# [PROBLEM STATEMENT]
Gather all lines in the entries that include the word "встречу".
• • •
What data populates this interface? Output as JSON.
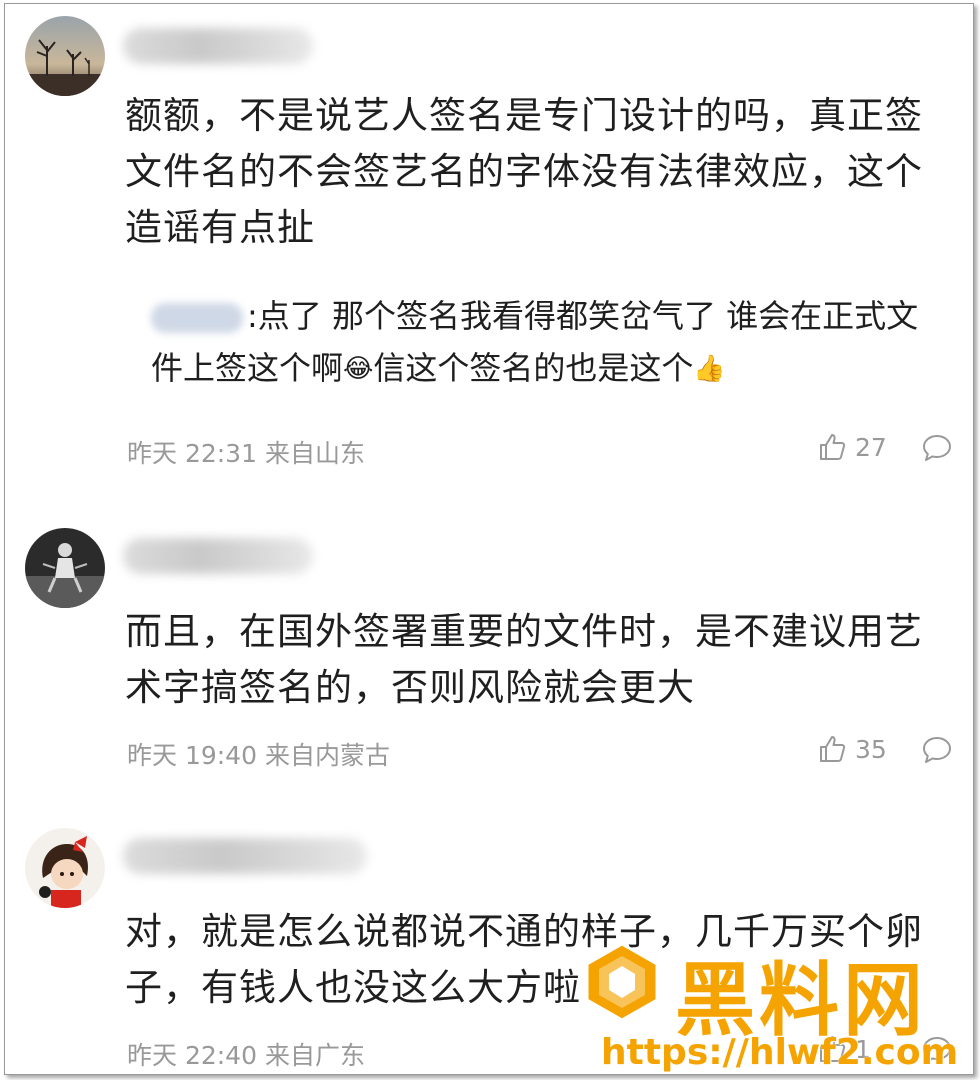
{
  "comments": [
    {
      "text": "额额，不是说艺人签名是专门设计的吗，真正签文件名的不会签艺名的字体没有法律效应，这个造谣有点扯",
      "reply": {
        "text_a": ":点了 那个签名我看得都笑岔气了 谁会在正式文件上签这个啊",
        "emoji_a": "😂",
        "text_b": "信这个签名的也是这个",
        "emoji_b": "👍"
      },
      "meta": "昨天 22:31 来自山东",
      "likes": "27"
    },
    {
      "text": "而且，在国外签署重要的文件时，是不建议用艺术字搞签名的，否则风险就会更大",
      "meta": "昨天 19:40 来自内蒙古",
      "likes": "35"
    },
    {
      "text": "对，就是怎么说都说不通的样子，几千万买个卵子，有钱人也没这么大方啦",
      "meta": "昨天 22:40 来自广东",
      "likes": "1"
    }
  ],
  "icons": {
    "like": "thumbs-up-icon",
    "reply": "speech-bubble-icon"
  },
  "watermark": {
    "title": "黑料网",
    "url": "https://hlwf2.com"
  },
  "colors": {
    "meta_gray": "#999999",
    "text": "#1f1f1f",
    "watermark": "#f5a300"
  }
}
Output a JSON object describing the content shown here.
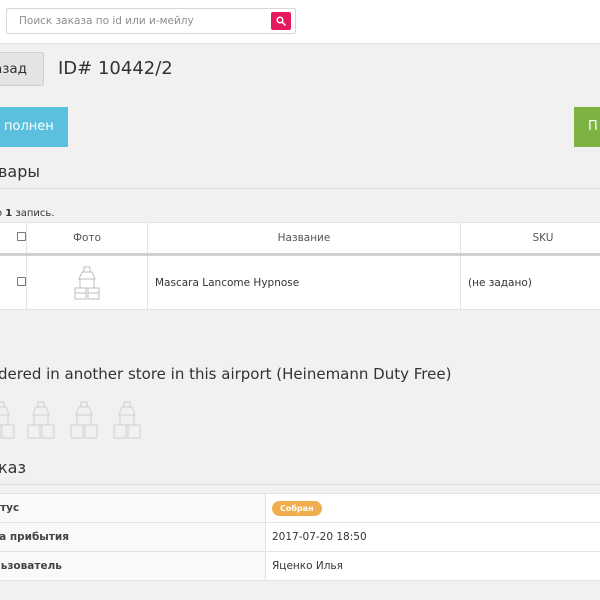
{
  "search": {
    "placeholder": "Поиск заказа по id или и-мейлу",
    "value": ""
  },
  "header": {
    "back_label": "азад",
    "order_id": "ID# 10442/2"
  },
  "actions": {
    "status_button": "полнен",
    "right_button": "П"
  },
  "goods": {
    "title": "вары",
    "summary_prefix": "о ",
    "summary_count": "1",
    "summary_suffix": " запись.",
    "columns": [
      "",
      "Фото",
      "Название",
      "SKU"
    ],
    "rows": [
      {
        "name": "Mascara Lancome Hypnose",
        "sku": "(не задано)"
      }
    ]
  },
  "other_store": {
    "title": "dered in another store in this airport (Heinemann Duty Free)"
  },
  "order": {
    "title": "каз",
    "rows": [
      {
        "key": "атус",
        "value": "Собран",
        "type": "badge"
      },
      {
        "key": "та прибытия",
        "value": "2017-07-20 18:50"
      },
      {
        "key": "льзователь",
        "value": "Яценко Илья"
      }
    ]
  },
  "colors": {
    "search_button": "#e5195d",
    "status_button": "#5bc0de",
    "right_button": "#7cb342",
    "badge": "#f0ad4e"
  },
  "icons": [
    "search-icon",
    "product-placeholder-icon"
  ]
}
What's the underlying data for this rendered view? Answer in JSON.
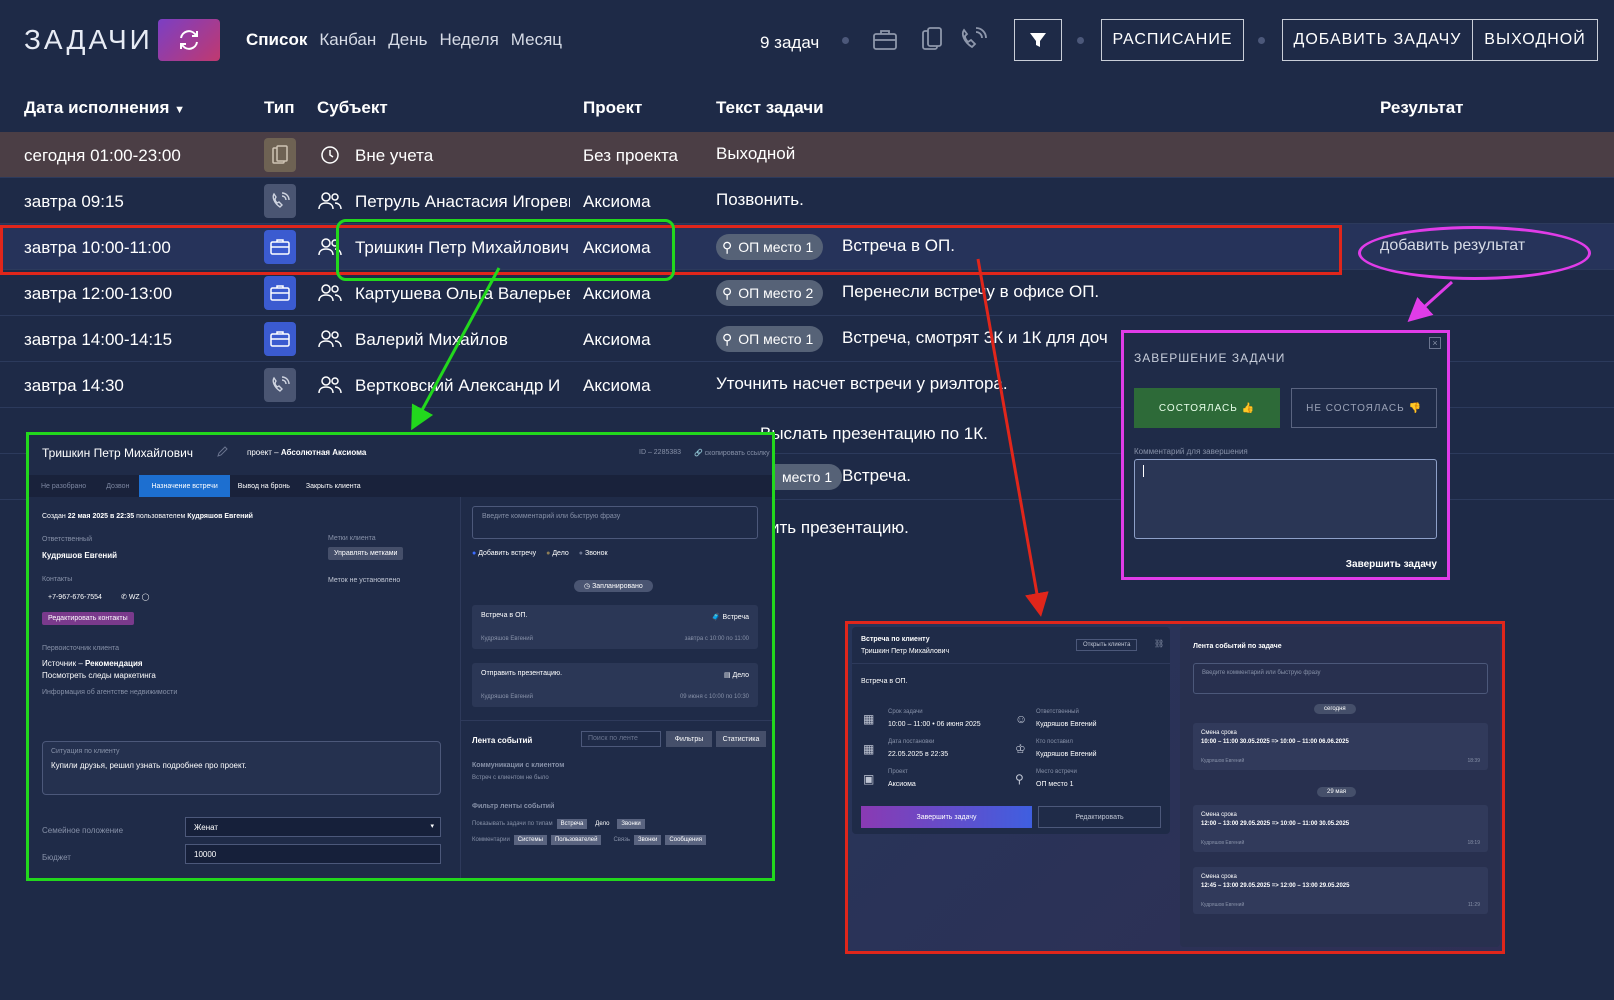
{
  "header": {
    "title": "ЗАДАЧИ",
    "views": [
      "Список",
      "Канбан",
      "День",
      "Неделя",
      "Месяц"
    ],
    "task_count": "9 задач",
    "schedule_btn": "РАСПИСАНИЕ",
    "add_btn": "ДОБАВИТЬ ЗАДАЧУ",
    "dayoff_btn": "ВЫХОДНОЙ"
  },
  "columns": {
    "date": "Дата исполнения",
    "type": "Тип",
    "subject": "Субъект",
    "project": "Проект",
    "text": "Текст задачи",
    "result": "Результат"
  },
  "rows": [
    {
      "date": "сегодня 01:00-23:00",
      "subject": "Вне учета",
      "project": "Без проекта",
      "text": "Выходной",
      "badge": ""
    },
    {
      "date": "завтра 09:15",
      "subject": "Петруль Анастасия Игоревна",
      "project": "Аксиома",
      "text": "Позвонить.",
      "badge": ""
    },
    {
      "date": "завтра 10:00-11:00",
      "subject": "Тришкин Петр Михайлович",
      "project": "Аксиома",
      "text": "Встреча в ОП.",
      "badge": "ОП место 1"
    },
    {
      "date": "завтра 12:00-13:00",
      "subject": "Картушева Ольга Валерьевна",
      "project": "Аксиома",
      "text": "Перенесли встречу в офисе ОП.",
      "badge": "ОП место 2"
    },
    {
      "date": "завтра 14:00-14:15",
      "subject": "Валерий Михайлов",
      "project": "Аксиома",
      "text": "Встреча, смотрят 3К и 1К для доч",
      "badge": "ОП место 1"
    },
    {
      "date": "завтра 14:30",
      "subject": "Вертковский Александр И",
      "project": "Аксиома",
      "text": "Уточнить насчет встречи у риэлтора.",
      "badge": ""
    },
    {
      "date": "",
      "subject": "",
      "project": "",
      "text": "Выслать презентацию по 1К.",
      "badge": ""
    },
    {
      "date": "",
      "subject": "",
      "project": "",
      "text": "Встреча.",
      "badge": "место 1"
    },
    {
      "date": "",
      "subject": "",
      "project": "",
      "text": "ить презентацию.",
      "badge": ""
    }
  ],
  "add_result": "добавить результат",
  "complete_modal": {
    "title": "ЗАВЕРШЕНИЕ ЗАДАЧИ",
    "done": "СОСТОЯЛАСЬ 👍",
    "not_done": "НЕ СОСТОЯЛАСЬ 👎",
    "comment_label": "Комментарий для завершения",
    "submit": "Завершить задачу"
  },
  "client_card": {
    "name": "Тришкин Петр Михайлович",
    "project_prefix": "проект – ",
    "project": "Абсолютная Аксиома",
    "id": "ID – 2285383",
    "copy": "скопировать ссылку",
    "stages": [
      "Не разобрано",
      "Дозвон",
      "Назначение встречи",
      "Вывод на бронь",
      "Закрыть клиента"
    ],
    "created_prefix": "Создан ",
    "created_date": "22 мая 2025 в 22:35",
    "created_mid": " пользователем ",
    "created_user": "Кудряшов Евгений",
    "responsible_label": "Ответственный",
    "responsible": "Кудряшов Евгений",
    "tags_label": "Метки клиента",
    "tags_btn": "Управлять метками",
    "no_tags": "Меток не установлено",
    "contacts_label": "Контакты",
    "phone": "+7-967-676-7554",
    "wz": "WZ",
    "edit_contacts": "Редактировать контакты",
    "source_label": "Первоисточник клиента",
    "source_prefix": "Источник – ",
    "source": "Рекомендация",
    "marketing": "Посмотреть следы маркетинга",
    "agency_info": "Информация об агентстве недвижимости",
    "situation_label": "Ситуация по клиенту",
    "situation": "Купили друзья, решил узнать подробнее про проект.",
    "family_label": "Семейное положение",
    "family": "Женат",
    "budget_label": "Бюджет",
    "budget": "10000",
    "comment_ph": "Введите комментарий или быструю фразу",
    "opts": [
      "Добавить встречу",
      "Дело",
      "Звонок"
    ],
    "planned": "Запланировано",
    "tasks": [
      {
        "title": "Встреча в ОП.",
        "tag": "Встреча",
        "user": "Кудряшов Евгений",
        "when": "завтра с 10:00 по 11:00"
      },
      {
        "title": "Отправить презентацию.",
        "tag": "Дело",
        "user": "Кудряшов Евгений",
        "when": "09 июня с 10:00 по 10:30"
      }
    ],
    "feed_title": "Лента событий",
    "feed_search": "Поиск по ленте",
    "filters": "Фильтры",
    "stats": "Статистика",
    "comm_title": "Коммуникации с клиентом",
    "comm_none": "Встреч с клиентом не было",
    "filter_title": "Фильтр ленты событий",
    "show_types": "Показывать задачи по типам",
    "types": [
      "Встреча",
      "Дело",
      "Звонки"
    ],
    "comments_label": "Комментарии",
    "comment_types": [
      "Системы",
      "Пользователей"
    ],
    "link_label": "Связь",
    "link_types": [
      "Звонки",
      "Сообщения"
    ]
  },
  "task_detail": {
    "title": "Встреча по клиенту",
    "client": "Тришкин Петр Михайлович",
    "open_client": "Открыть клиента",
    "text": "Встреча в ОП.",
    "due_label": "Срок задачи",
    "due": "10:00 – 11:00 • 06 июня 2025",
    "resp_label": "Ответственный",
    "resp": "Кудряшов Евгений",
    "set_label": "Дата постановки",
    "set": "22.05.2025 в 22:35",
    "who_label": "Кто поставил",
    "who": "Кудряшов Евгений",
    "proj_label": "Проект",
    "proj": "Аксиома",
    "place_label": "Место встречи",
    "place": "ОП место 1",
    "complete": "Завершить задачу",
    "edit": "Редактировать",
    "feed_title": "Лента событий по задаче",
    "feed_ph": "Введите комментарий или быструю фразу",
    "today": "сегодня",
    "may29": "29 мая",
    "events": [
      {
        "title": "Смена срока",
        "text": "10:00 – 11:00 30.05.2025 => 10:00 – 11:00 06.06.2025",
        "user": "Кудряшов Евгений",
        "time": "18:39"
      },
      {
        "title": "Смена срока",
        "text": "12:00 – 13:00 29.05.2025 => 10:00 – 11:00 30.05.2025",
        "user": "Кудряшов Евгений",
        "time": "18:19"
      },
      {
        "title": "Смена срока",
        "text": "12:45 – 13:00 29.05.2025 => 12:00 – 13:00 29.05.2025",
        "user": "Кудряшов Евгений",
        "time": "11:29"
      }
    ]
  },
  "colors": {
    "bg": "#1e2a47",
    "highlight": "#e0261b",
    "green": "#22d81d",
    "magenta": "#e03ce8",
    "accent": "#7b3fc4"
  }
}
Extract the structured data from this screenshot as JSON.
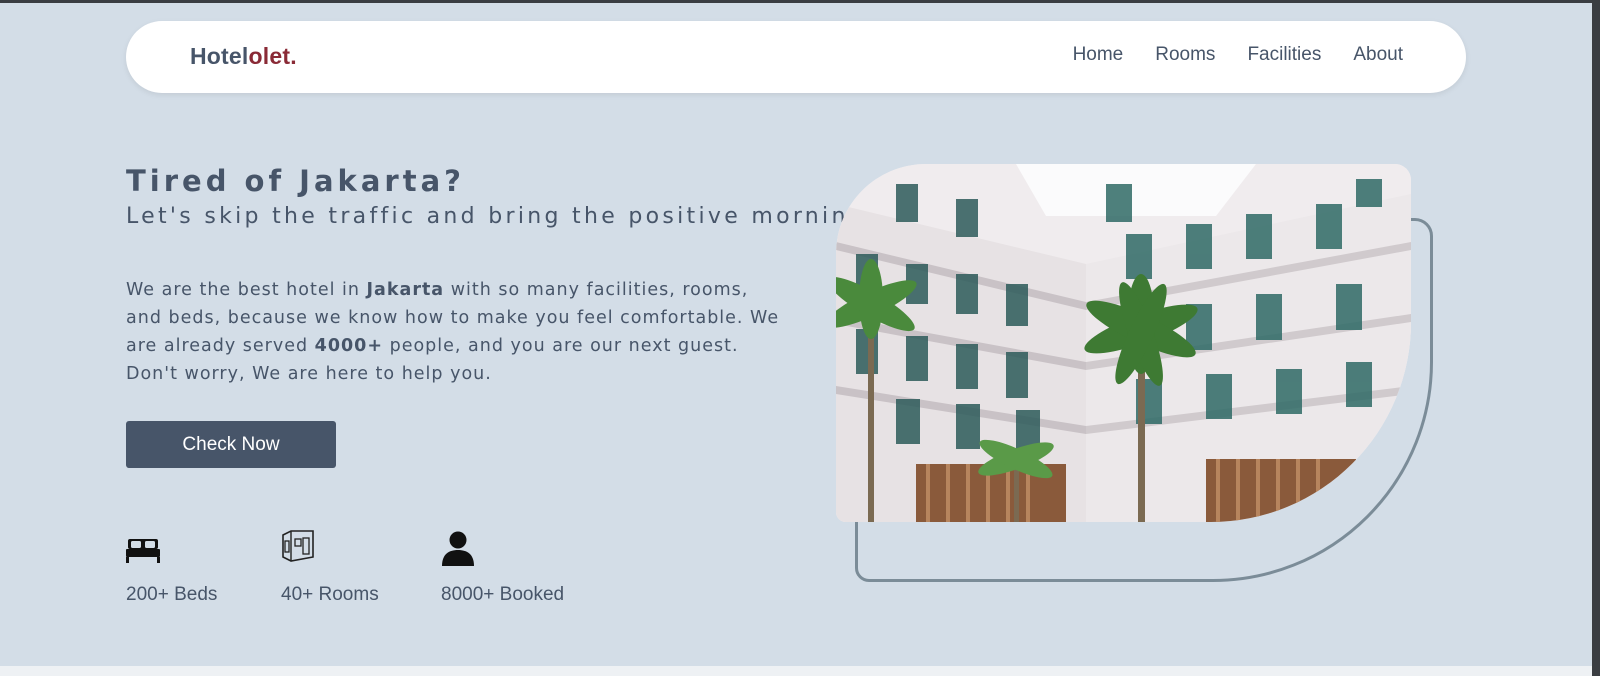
{
  "brand": {
    "name_part1": "Hotel",
    "name_part2": "olet.",
    "accent_color": "#8a2a36"
  },
  "nav": {
    "links": [
      "Home",
      "Rooms",
      "Facilities",
      "About"
    ]
  },
  "hero": {
    "title": "Tired of Jakarta?",
    "subtitle": "Let's skip the traffic and bring the positive morning",
    "description": {
      "p1": "We are the best hotel in ",
      "b1": "Jakarta",
      "p2": " with so many facilities, rooms, and beds, because we know how to make you feel comfortable. We are already served ",
      "b2": "4000+",
      "p3": " people, and you are our next guest. Don't worry, We are here to help you."
    },
    "cta_label": "Check Now"
  },
  "stats": [
    {
      "icon": "bed-icon",
      "label": "200+ Beds"
    },
    {
      "icon": "room-icon",
      "label": "40+ Rooms"
    },
    {
      "icon": "person-icon",
      "label": "8000+ Booked"
    }
  ],
  "colors": {
    "background": "#d3dde7",
    "primary": "#475569",
    "white": "#ffffff"
  }
}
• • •
# [RESULT FOR THIS EXERCISE]
      "text": "Перенесли встречу в офисе ОП.",
      "Добавить встречу",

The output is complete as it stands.